**WORK TO BE COMPLETED:**
Omit every picture while you reproduce the entries that follow word for word.
### EXCERPTED DATA ###
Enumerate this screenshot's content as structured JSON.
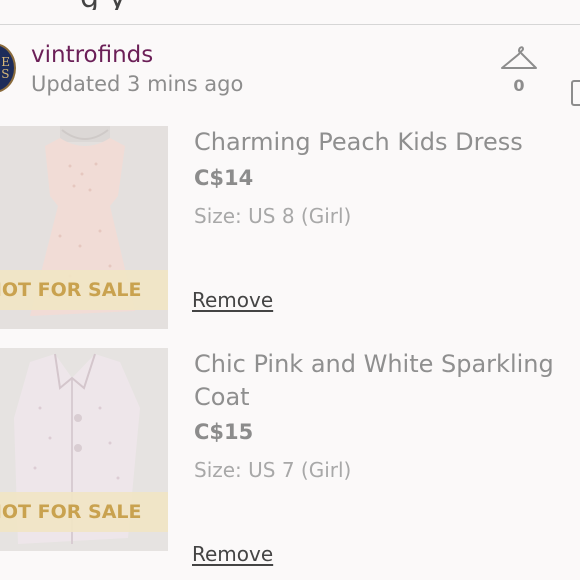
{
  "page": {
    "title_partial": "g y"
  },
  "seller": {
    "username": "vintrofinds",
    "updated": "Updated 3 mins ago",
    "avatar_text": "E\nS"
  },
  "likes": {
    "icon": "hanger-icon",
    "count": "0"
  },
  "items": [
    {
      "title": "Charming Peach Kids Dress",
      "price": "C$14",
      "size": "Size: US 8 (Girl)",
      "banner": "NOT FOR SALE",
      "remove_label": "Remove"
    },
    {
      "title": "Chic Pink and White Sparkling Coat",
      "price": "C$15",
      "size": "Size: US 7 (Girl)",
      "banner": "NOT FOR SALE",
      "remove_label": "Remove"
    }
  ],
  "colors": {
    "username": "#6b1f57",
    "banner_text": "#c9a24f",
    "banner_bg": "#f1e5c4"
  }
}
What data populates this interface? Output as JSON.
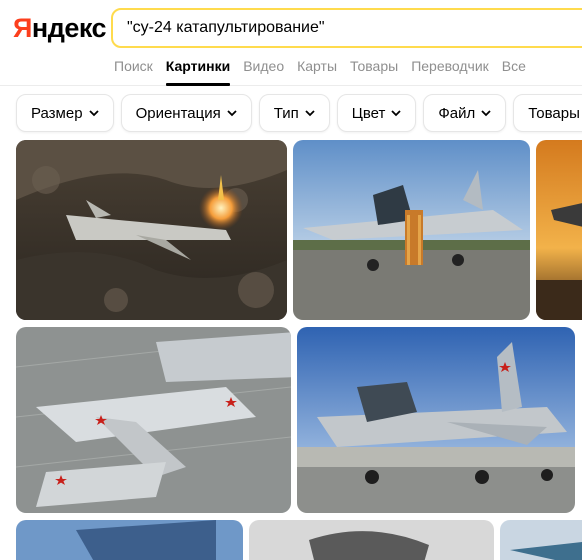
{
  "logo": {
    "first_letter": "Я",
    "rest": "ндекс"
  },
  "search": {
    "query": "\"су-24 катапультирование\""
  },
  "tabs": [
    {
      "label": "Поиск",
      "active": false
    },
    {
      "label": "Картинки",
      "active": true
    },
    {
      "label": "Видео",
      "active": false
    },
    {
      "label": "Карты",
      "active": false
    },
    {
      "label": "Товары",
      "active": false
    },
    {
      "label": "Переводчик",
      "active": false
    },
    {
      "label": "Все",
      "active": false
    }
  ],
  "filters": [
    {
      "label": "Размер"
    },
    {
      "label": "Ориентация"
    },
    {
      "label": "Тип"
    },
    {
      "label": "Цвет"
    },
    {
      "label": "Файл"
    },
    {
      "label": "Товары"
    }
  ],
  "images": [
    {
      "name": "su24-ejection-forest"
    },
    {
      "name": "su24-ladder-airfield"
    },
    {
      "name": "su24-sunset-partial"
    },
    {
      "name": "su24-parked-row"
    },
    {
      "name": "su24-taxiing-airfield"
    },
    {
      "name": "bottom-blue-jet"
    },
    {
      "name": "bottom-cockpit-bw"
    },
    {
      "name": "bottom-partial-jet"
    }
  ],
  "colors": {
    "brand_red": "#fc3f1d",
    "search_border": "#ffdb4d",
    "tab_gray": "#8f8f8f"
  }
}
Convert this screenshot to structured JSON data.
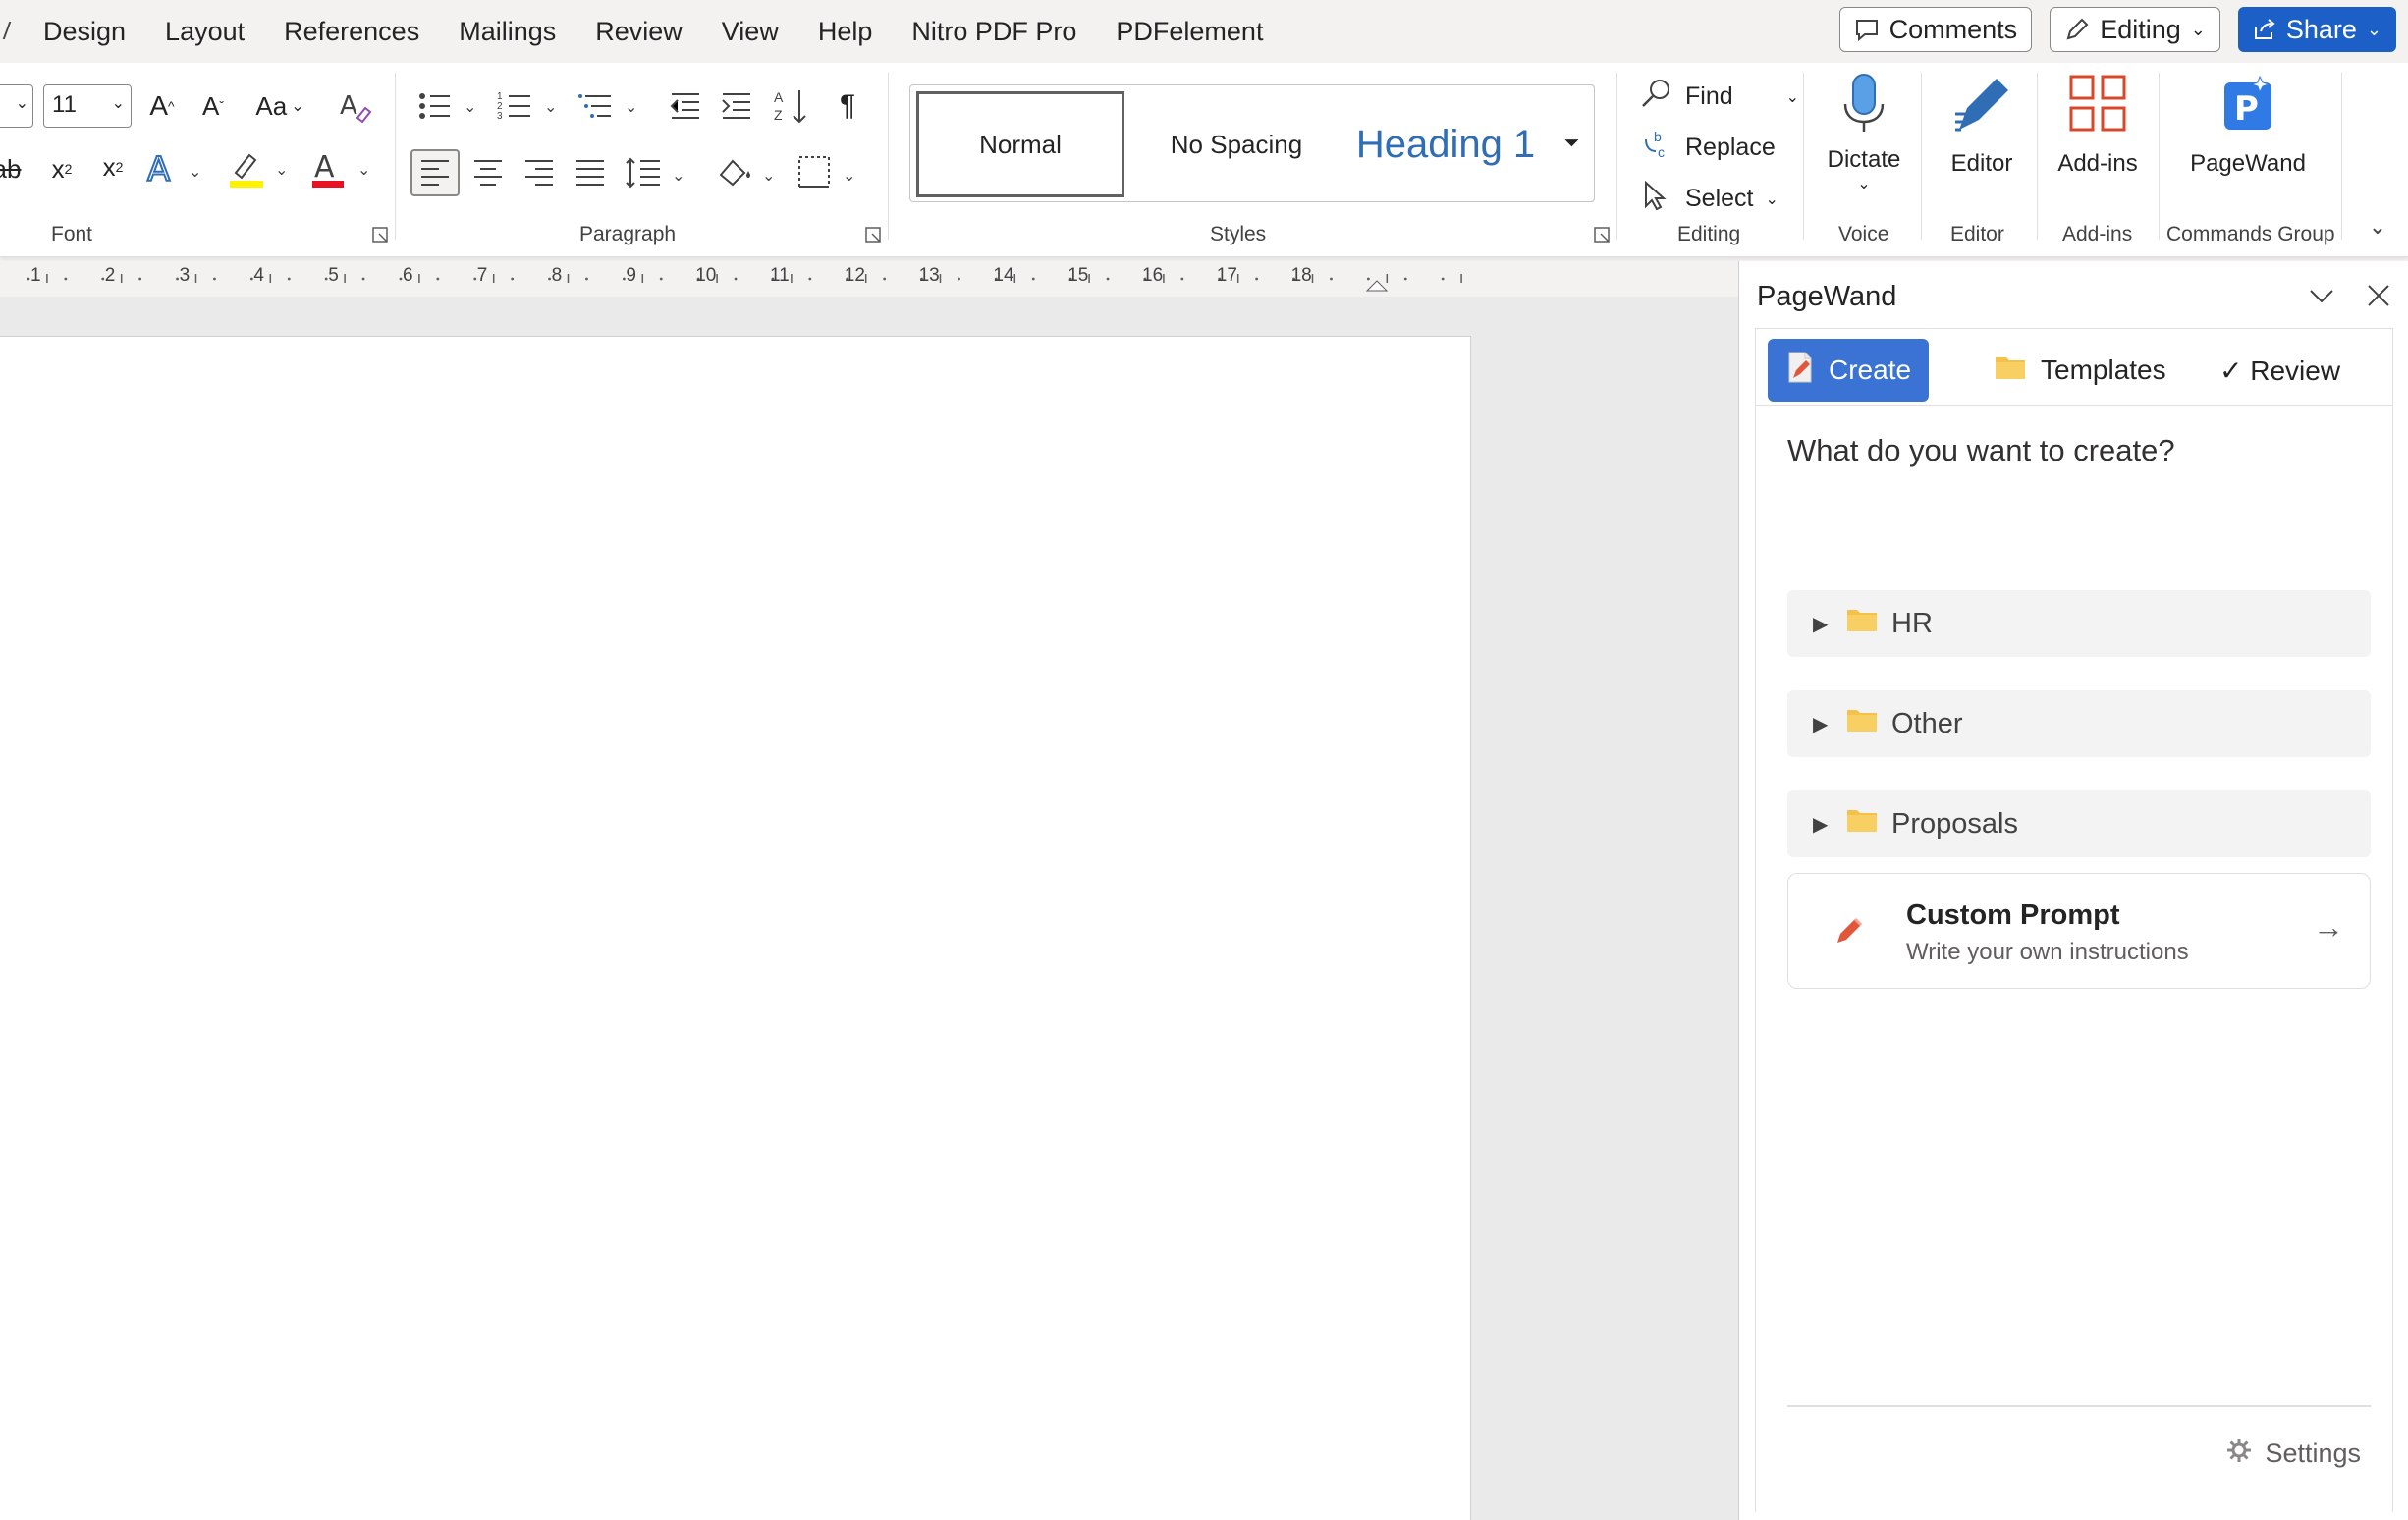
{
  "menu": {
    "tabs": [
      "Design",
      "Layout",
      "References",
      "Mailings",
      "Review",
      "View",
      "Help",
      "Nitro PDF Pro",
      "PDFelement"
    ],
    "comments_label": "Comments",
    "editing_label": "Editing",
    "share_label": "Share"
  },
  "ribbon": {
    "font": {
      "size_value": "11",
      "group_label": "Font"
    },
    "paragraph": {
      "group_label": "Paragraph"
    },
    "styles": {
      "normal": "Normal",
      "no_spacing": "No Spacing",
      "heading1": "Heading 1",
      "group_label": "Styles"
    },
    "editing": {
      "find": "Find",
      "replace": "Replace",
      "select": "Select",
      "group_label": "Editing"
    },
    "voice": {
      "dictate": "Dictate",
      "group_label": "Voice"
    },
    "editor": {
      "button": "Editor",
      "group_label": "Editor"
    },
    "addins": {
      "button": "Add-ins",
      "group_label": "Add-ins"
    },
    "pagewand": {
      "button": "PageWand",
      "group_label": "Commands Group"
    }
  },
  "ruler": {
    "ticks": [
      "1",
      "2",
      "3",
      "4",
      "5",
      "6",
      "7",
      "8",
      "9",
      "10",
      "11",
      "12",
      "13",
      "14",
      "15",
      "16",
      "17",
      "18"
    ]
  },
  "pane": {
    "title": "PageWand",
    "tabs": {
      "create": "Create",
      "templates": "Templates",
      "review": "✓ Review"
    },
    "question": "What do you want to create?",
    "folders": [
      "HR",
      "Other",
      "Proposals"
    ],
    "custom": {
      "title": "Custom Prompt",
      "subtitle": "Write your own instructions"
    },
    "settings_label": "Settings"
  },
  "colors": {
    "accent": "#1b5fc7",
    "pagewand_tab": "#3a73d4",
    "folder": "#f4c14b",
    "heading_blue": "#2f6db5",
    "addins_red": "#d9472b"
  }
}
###
**RESPONSE TO THIS EXERCISE:**
Enumerate this screenshot's content as structured JSON.
{
  "page": {
    "title_partial": "g y"
  },
  "seller": {
    "username": "vintrofinds",
    "updated": "Updated 3 mins ago",
    "avatar_text": "E\nS"
  },
  "likes": {
    "icon": "hanger-icon",
    "count": "0"
  },
  "items": [
    {
      "title": "Charming Peach Kids Dress",
      "price": "C$14",
      "size": "Size: US 8 (Girl)",
      "banner": "NOT FOR SALE",
      "remove_label": "Remove"
    },
    {
      "title": "Chic Pink and White Sparkling Coat",
      "price": "C$15",
      "size": "Size: US 7 (Girl)",
      "banner": "NOT FOR SALE",
      "remove_label": "Remove"
    }
  ],
  "colors": {
    "username": "#6b1f57",
    "banner_text": "#c9a24f",
    "banner_bg": "#f1e5c4"
  }
}
What data populates this interface? Output as JSON.
{
  "logo": {
    "first_letter": "Я",
    "rest": "ндекс"
  },
  "search": {
    "query": "\"су-24 катапультирование\""
  },
  "tabs": [
    {
      "label": "Поиск",
      "active": false
    },
    {
      "label": "Картинки",
      "active": true
    },
    {
      "label": "Видео",
      "active": false
    },
    {
      "label": "Карты",
      "active": false
    },
    {
      "label": "Товары",
      "active": false
    },
    {
      "label": "Переводчик",
      "active": false
    },
    {
      "label": "Все",
      "active": false
    }
  ],
  "filters": [
    {
      "label": "Размер"
    },
    {
      "label": "Ориентация"
    },
    {
      "label": "Тип"
    },
    {
      "label": "Цвет"
    },
    {
      "label": "Файл"
    },
    {
      "label": "Товары"
    }
  ],
  "images": [
    {
      "name": "su24-ejection-forest"
    },
    {
      "name": "su24-ladder-airfield"
    },
    {
      "name": "su24-sunset-partial"
    },
    {
      "name": "su24-parked-row"
    },
    {
      "name": "su24-taxiing-airfield"
    },
    {
      "name": "bottom-blue-jet"
    },
    {
      "name": "bottom-cockpit-bw"
    },
    {
      "name": "bottom-partial-jet"
    }
  ],
  "colors": {
    "brand_red": "#fc3f1d",
    "search_border": "#ffdb4d",
    "tab_gray": "#8f8f8f"
  }
}
Convert this screenshot to structured JSON data.
{
  "menu": {
    "tabs": [
      "Design",
      "Layout",
      "References",
      "Mailings",
      "Review",
      "View",
      "Help",
      "Nitro PDF Pro",
      "PDFelement"
    ],
    "comments_label": "Comments",
    "editing_label": "Editing",
    "share_label": "Share"
  },
  "ribbon": {
    "font": {
      "size_value": "11",
      "group_label": "Font"
    },
    "paragraph": {
      "group_label": "Paragraph"
    },
    "styles": {
      "normal": "Normal",
      "no_spacing": "No Spacing",
      "heading1": "Heading 1",
      "group_label": "Styles"
    },
    "editing": {
      "find": "Find",
      "replace": "Replace",
      "select": "Select",
      "group_label": "Editing"
    },
    "voice": {
      "dictate": "Dictate",
      "group_label": "Voice"
    },
    "editor": {
      "button": "Editor",
      "group_label": "Editor"
    },
    "addins": {
      "button": "Add-ins",
      "group_label": "Add-ins"
    },
    "pagewand": {
      "button": "PageWand",
      "group_label": "Commands Group"
    }
  },
  "ruler": {
    "ticks": [
      "1",
      "2",
      "3",
      "4",
      "5",
      "6",
      "7",
      "8",
      "9",
      "10",
      "11",
      "12",
      "13",
      "14",
      "15",
      "16",
      "17",
      "18"
    ]
  },
  "pane": {
    "title": "PageWand",
    "tabs": {
      "create": "Create",
      "templates": "Templates",
      "review": "✓ Review"
    },
    "question": "What do you want to create?",
    "folders": [
      "HR",
      "Other",
      "Proposals"
    ],
    "custom": {
      "title": "Custom Prompt",
      "subtitle": "Write your own instructions"
    },
    "settings_label": "Settings"
  },
  "colors": {
    "accent": "#1b5fc7",
    "pagewand_tab": "#3a73d4",
    "folder": "#f4c14b",
    "heading_blue": "#2f6db5",
    "addins_red": "#d9472b"
  }
}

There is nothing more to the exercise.